Exercise brief
What you return must match the records character for character.

Dataset records Start Marker

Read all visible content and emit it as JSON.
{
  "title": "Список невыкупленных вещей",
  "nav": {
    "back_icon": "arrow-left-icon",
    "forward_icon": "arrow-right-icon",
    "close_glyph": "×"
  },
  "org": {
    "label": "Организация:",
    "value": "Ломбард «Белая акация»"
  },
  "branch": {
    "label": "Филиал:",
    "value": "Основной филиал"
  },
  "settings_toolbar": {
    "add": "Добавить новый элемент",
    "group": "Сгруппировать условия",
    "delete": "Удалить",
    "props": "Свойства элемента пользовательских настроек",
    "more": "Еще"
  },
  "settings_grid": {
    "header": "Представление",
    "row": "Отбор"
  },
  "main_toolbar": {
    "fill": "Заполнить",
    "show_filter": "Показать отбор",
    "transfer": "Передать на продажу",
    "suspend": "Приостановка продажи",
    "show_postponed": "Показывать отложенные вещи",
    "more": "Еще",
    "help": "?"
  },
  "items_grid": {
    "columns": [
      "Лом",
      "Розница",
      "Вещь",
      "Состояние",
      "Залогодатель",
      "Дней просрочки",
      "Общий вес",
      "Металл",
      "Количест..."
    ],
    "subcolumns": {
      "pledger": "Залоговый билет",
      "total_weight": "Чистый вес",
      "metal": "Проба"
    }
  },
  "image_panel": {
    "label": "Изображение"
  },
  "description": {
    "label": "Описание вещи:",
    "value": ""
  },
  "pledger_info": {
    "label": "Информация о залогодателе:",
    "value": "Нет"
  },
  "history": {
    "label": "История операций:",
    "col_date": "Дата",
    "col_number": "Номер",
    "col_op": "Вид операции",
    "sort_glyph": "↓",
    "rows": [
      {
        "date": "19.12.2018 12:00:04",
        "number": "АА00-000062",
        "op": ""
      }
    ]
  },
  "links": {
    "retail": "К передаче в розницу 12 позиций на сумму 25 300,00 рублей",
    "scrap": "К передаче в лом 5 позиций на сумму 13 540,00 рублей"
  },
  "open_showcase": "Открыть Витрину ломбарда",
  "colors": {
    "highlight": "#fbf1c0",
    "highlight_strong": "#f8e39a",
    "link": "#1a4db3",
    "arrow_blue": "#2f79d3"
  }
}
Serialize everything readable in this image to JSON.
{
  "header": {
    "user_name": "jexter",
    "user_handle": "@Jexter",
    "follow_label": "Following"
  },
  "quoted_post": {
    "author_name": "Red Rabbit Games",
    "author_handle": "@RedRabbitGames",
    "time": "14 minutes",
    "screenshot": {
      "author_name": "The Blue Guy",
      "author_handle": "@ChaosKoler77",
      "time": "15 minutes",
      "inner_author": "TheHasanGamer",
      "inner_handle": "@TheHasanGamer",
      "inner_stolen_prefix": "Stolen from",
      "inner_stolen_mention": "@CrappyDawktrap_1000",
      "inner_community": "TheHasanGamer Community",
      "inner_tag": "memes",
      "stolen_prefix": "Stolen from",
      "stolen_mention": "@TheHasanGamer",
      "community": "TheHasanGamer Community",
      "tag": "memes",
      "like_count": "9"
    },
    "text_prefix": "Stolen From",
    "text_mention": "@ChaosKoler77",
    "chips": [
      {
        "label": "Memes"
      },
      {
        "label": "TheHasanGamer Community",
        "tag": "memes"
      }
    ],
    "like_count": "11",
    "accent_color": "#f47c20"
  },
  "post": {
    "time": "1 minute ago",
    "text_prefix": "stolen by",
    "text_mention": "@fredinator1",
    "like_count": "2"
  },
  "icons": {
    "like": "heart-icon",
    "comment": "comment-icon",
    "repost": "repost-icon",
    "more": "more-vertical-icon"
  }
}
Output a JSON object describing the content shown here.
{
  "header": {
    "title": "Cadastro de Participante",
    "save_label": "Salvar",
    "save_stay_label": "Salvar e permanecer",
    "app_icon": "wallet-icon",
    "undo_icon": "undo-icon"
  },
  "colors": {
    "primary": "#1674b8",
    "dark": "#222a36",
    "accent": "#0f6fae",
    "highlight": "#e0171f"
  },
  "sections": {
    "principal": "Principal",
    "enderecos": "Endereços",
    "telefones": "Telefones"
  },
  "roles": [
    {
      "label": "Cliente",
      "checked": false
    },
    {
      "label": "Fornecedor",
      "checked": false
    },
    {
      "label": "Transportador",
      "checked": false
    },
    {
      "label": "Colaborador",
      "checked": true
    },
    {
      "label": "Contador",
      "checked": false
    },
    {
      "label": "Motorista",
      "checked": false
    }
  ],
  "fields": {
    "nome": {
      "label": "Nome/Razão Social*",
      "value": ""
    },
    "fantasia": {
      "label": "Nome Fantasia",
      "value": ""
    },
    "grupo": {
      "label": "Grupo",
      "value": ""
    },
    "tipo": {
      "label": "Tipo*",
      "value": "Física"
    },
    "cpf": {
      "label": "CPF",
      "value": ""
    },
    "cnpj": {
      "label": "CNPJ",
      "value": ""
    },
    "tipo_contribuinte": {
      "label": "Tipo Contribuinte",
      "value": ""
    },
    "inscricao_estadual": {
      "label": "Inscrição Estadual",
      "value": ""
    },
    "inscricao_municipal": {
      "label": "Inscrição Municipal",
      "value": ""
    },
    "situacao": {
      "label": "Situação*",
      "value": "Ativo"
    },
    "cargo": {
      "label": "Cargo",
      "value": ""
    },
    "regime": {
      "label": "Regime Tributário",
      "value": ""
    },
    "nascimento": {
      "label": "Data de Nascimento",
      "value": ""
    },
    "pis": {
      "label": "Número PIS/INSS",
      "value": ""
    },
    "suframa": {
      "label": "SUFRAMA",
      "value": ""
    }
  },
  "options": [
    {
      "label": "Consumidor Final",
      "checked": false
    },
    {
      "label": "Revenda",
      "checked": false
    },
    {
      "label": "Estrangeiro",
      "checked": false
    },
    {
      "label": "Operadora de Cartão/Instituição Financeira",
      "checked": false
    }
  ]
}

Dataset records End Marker

Exercise solution
Read all visible content and emit it as JSON.
{
  "title": "Список невыкупленных вещей",
  "nav": {
    "back_icon": "arrow-left-icon",
    "forward_icon": "arrow-right-icon",
    "close_glyph": "×"
  },
  "org": {
    "label": "Организация:",
    "value": "Ломбард «Белая акация»"
  },
  "branch": {
    "label": "Филиал:",
    "value": "Основной филиал"
  },
  "settings_toolbar": {
    "add": "Добавить новый элемент",
    "group": "Сгруппировать условия",
    "delete": "Удалить",
    "props": "Свойства элемента пользовательских настроек",
    "more": "Еще"
  },
  "settings_grid": {
    "header": "Представление",
    "row": "Отбор"
  },
  "main_toolbar": {
    "fill": "Заполнить",
    "show_filter": "Показать отбор",
    "transfer": "Передать на продажу",
    "suspend": "Приостановка продажи",
    "show_postponed": "Показывать отложенные вещи",
    "more": "Еще",
    "help": "?"
  },
  "items_grid": {
    "columns": [
      "Лом",
      "Розница",
      "Вещь",
      "Состояние",
      "Залогодатель",
      "Дней просрочки",
      "Общий вес",
      "Металл",
      "Количест..."
    ],
    "subcolumns": {
      "pledger": "Залоговый билет",
      "total_weight": "Чистый вес",
      "metal": "Проба"
    }
  },
  "image_panel": {
    "label": "Изображение"
  },
  "description": {
    "label": "Описание вещи:",
    "value": ""
  },
  "pledger_info": {
    "label": "Информация о залогодателе:",
    "value": "Нет"
  },
  "history": {
    "label": "История операций:",
    "col_date": "Дата",
    "col_number": "Номер",
    "col_op": "Вид операции",
    "sort_glyph": "↓",
    "rows": [
      {
        "date": "19.12.2018 12:00:04",
        "number": "АА00-000062",
        "op": ""
      }
    ]
  },
  "links": {
    "retail": "К передаче в розницу 12 позиций на сумму 25 300,00 рублей",
    "scrap": "К передаче в лом 5 позиций на сумму 13 540,00 рублей"
  },
  "open_showcase": "Открыть Витрину ломбарда",
  "colors": {
    "highlight": "#fbf1c0",
    "highlight_strong": "#f8e39a",
    "link": "#1a4db3",
    "arrow_blue": "#2f79d3"
  }
}
Serialize everything readable in this image to JSON.
{
  "header": {
    "user_name": "jexter",
    "user_handle": "@Jexter",
    "follow_label": "Following"
  },
  "quoted_post": {
    "author_name": "Red Rabbit Games",
    "author_handle": "@RedRabbitGames",
    "time": "14 minutes",
    "screenshot": {
      "author_name": "The Blue Guy",
      "author_handle": "@ChaosKoler77",
      "time": "15 minutes",
      "inner_author": "TheHasanGamer",
      "inner_handle": "@TheHasanGamer",
      "inner_stolen_prefix": "Stolen from",
      "inner_stolen_mention": "@CrappyDawktrap_1000",
      "inner_community": "TheHasanGamer Community",
      "inner_tag": "memes",
      "stolen_prefix": "Stolen from",
      "stolen_mention": "@TheHasanGamer",
      "community": "TheHasanGamer Community",
      "tag": "memes",
      "like_count": "9"
    },
    "text_prefix": "Stolen From",
    "text_mention": "@ChaosKoler77",
    "chips": [
      {
        "label": "Memes"
      },
      {
        "label": "TheHasanGamer Community",
        "tag": "memes"
      }
    ],
    "like_count": "11",
    "accent_color": "#f47c20"
  },
  "post": {
    "time": "1 minute ago",
    "text_prefix": "stolen by",
    "text_mention": "@fredinator1",
    "like_count": "2"
  },
  "icons": {
    "like": "heart-icon",
    "comment": "comment-icon",
    "repost": "repost-icon",
    "more": "more-vertical-icon"
  }
}
Output a JSON object describing the content shown here.
{
  "header": {
    "title": "Cadastro de Participante",
    "save_label": "Salvar",
    "save_stay_label": "Salvar e permanecer",
    "app_icon": "wallet-icon",
    "undo_icon": "undo-icon"
  },
  "colors": {
    "primary": "#1674b8",
    "dark": "#222a36",
    "accent": "#0f6fae",
    "highlight": "#e0171f"
  },
  "sections": {
    "principal": "Principal",
    "enderecos": "Endereços",
    "telefones": "Telefones"
  },
  "roles": [
    {
      "label": "Cliente",
      "checked": false
    },
    {
      "label": "Fornecedor",
      "checked": false
    },
    {
      "label": "Transportador",
      "checked": false
    },
    {
      "label": "Colaborador",
      "checked": true
    },
    {
      "label": "Contador",
      "checked": false
    },
    {
      "label": "Motorista",
      "checked": false
    }
  ],
  "fields": {
    "nome": {
      "label": "Nome/Razão Social*",
      "value": ""
    },
    "fantasia": {
      "label": "Nome Fantasia",
      "value": ""
    },
    "grupo": {
      "label": "Grupo",
      "value": ""
    },
    "tipo": {
      "label": "Tipo*",
      "value": "Física"
    },
    "cpf": {
      "label": "CPF",
      "value": ""
    },
    "cnpj": {
      "label": "CNPJ",
      "value": ""
    },
    "tipo_contribuinte": {
      "label": "Tipo Contribuinte",
      "value": ""
    },
    "inscricao_estadual": {
      "label": "Inscrição Estadual",
      "value": ""
    },
    "inscricao_municipal": {
      "label": "Inscrição Municipal",
      "value": ""
    },
    "situacao": {
      "label": "Situação*",
      "value": "Ativo"
    },
    "cargo": {
      "label": "Cargo",
      "value": ""
    },
    "regime": {
      "label": "Regime Tributário",
      "value": ""
    },
    "nascimento": {
      "label": "Data de Nascimento",
      "value": ""
    },
    "pis": {
      "label": "Número PIS/INSS",
      "value": ""
    },
    "suframa": {
      "label": "SUFRAMA",
      "value": ""
    }
  },
  "options": [
    {
      "label": "Consumidor Final",
      "checked": false
    },
    {
      "label": "Revenda",
      "checked": false
    },
    {
      "label": "Estrangeiro",
      "checked": false
    },
    {
      "label": "Operadora de Cartão/Instituição Financeira",
      "checked": false
    }
  ]
}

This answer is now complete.